Development of fluconazole resistance in Candida albicans causing disseminated infection in a patient undergoing marrow transplantation

Clin Infect Dis. 1997 Oct;25(4):908-10. doi: 10.1086/515553.


Oral candidiasis due to azole-resistant Candida albicans is an increasing problem in patients with AIDS who received prolonged periods of fluconazole prophylaxis. Infection with C. albicans is also frequent in patients undergoing transplantation. However, azole resistance has not been appreciated as a major problem for these patients, presumably because they receive a relatively short duration of fluconazole prophylaxis.

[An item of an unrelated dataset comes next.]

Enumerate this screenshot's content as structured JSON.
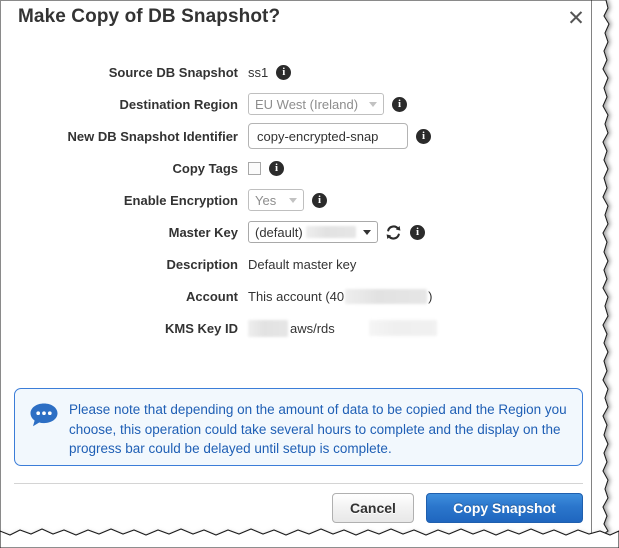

We describe a case of disseminated candidiasis due to fluconazole-resistant C. albicans in a patient following marrow transplantation. Restriction fragment length polymorphism analysis with use of the C. albicans strain-specific Ca3 probe was performed on sequential isolates. Identical banding patterns were obtained, thereby confirming that a fluconazole-susceptible endogenous C. albicans acquired azole resistance during a brief exposure to the drug and subsequently caused disseminated infection. This observation raises questions regarding the incidence, significance, and mechanism of azole resistance in fungi causing infection in this population.

Publication types

  • Case Reports
  • Research Support, U.S. Gov't, P.H.S.

MeSH terms

  • Adult
  • Antibiotic Prophylaxis
  • Antifungal Agents / pharmacology*
  • Antifungal Agents / therapeutic use
  • Bone Marrow Transplantation
  • Candida albicans / drug effects*
  • Candida albicans / genetics
  • Candidiasis, Oral / drug therapy*
  • Drug Resistance, Microbial
  • Fluconazole / pharmacology*
  • Fluconazole / therapeutic use
  • Humans
  • Immunocompromised Host
  • Lymphoma, Non-Hodgkin / complications
  • Lymphoma, Non-Hodgkin / therapy
  • Male


  • Antifungal Agents
  • Fluconazole